Last month marked the 100th anniversary of the Pal-Dadhvav massacre, when 2,000 tribal people headed by social reformer Motilal Tejawat assembled to protest exploitation, forced labour, and exorbitant taxes, according to historians.

British Major HG Sutton, according to the Gujarat government, ordered his forces to begin fire. "The entire area was packed with corpses, like a war," it stated. It went on to say that two wells were "overflowing with bodies."

The deaths were depicted as the "untold story of valour and sacrifice of the tribals" on the state's official float at this year's annual Republic Day parade, according to a statement that put the death toll at 1,200.

Mr Johnson, who has been chastised over Downing Street parties during the coronavirus outbreak, arrives in Ahmedabad, the state's largest city, today to begin a two-day visit to India.

"These atrocities occurred during British control, so if the British Prime Minister comes here, he must apologise," Mr Tejawat's grandson Mahendra told AFP.

"My grandfather was only waging a campaign for the poor, harmless, and ignorant tribals," the 77-year-old continued.

"If he believes what happened to the defenceless tribals was wrong, he must express regret."

Mr Johnson's portraits littered the streets of Delhi in the days leading up to his visit.

However, the legacy of colonial control have long coloured relations between Britain and India, when London considered the world's second-most populous nation as the jewel in its empire's crown, while hundreds of millions of Indians resented its dominion.

Prime Minister Narendra Modi emphasises the independence struggle as an important part of India's national identity on a frequent basis.
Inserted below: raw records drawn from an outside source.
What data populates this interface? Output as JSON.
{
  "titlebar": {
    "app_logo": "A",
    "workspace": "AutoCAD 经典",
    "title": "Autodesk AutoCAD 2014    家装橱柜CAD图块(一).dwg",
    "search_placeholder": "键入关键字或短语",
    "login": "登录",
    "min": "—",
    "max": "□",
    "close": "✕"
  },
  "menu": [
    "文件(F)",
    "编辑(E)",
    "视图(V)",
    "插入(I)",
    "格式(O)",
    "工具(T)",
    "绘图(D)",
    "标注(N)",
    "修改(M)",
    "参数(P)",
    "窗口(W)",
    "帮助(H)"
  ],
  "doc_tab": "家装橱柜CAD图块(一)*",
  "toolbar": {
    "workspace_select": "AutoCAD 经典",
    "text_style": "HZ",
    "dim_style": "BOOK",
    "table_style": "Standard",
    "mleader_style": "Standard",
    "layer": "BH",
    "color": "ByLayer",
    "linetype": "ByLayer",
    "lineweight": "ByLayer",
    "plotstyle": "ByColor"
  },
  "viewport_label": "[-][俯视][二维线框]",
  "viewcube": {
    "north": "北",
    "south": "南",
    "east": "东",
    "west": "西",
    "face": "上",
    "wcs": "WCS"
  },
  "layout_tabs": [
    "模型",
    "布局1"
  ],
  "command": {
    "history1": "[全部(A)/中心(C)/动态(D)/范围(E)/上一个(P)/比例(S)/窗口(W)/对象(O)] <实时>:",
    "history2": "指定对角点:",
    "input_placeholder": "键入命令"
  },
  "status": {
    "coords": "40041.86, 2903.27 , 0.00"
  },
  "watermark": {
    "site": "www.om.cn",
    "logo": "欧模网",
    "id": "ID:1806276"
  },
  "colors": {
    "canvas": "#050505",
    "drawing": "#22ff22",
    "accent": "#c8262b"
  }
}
The Modi government has erected massive monuments of major freedom leaders and established a museum in the Red Fort dedicated to one of them.

PM Modi is a former Gujarat Chief Minister, during whose time a memorial to the massacre victims was created.

However, Arun Vaghela, the dean of the history department at Gujarat University, is sceptical that the British Prime Minister will address the issue.

He conducted field study at the site and stated that villagers were still finding old gunshots embedded in trees and skeletons in deep wells into which individuals had attempted to flee even 20 years ago.

"The British records only show 40 to 50 deaths, but when does any murderer government, British or others, ever expose and recognise the number of individuals it has killed?"

"The British Prime Minister who is coming here wasn't even born at the time," he continued, "and he would have no knowledge of the episode." "What has been done is done; it is history, and we must look forward."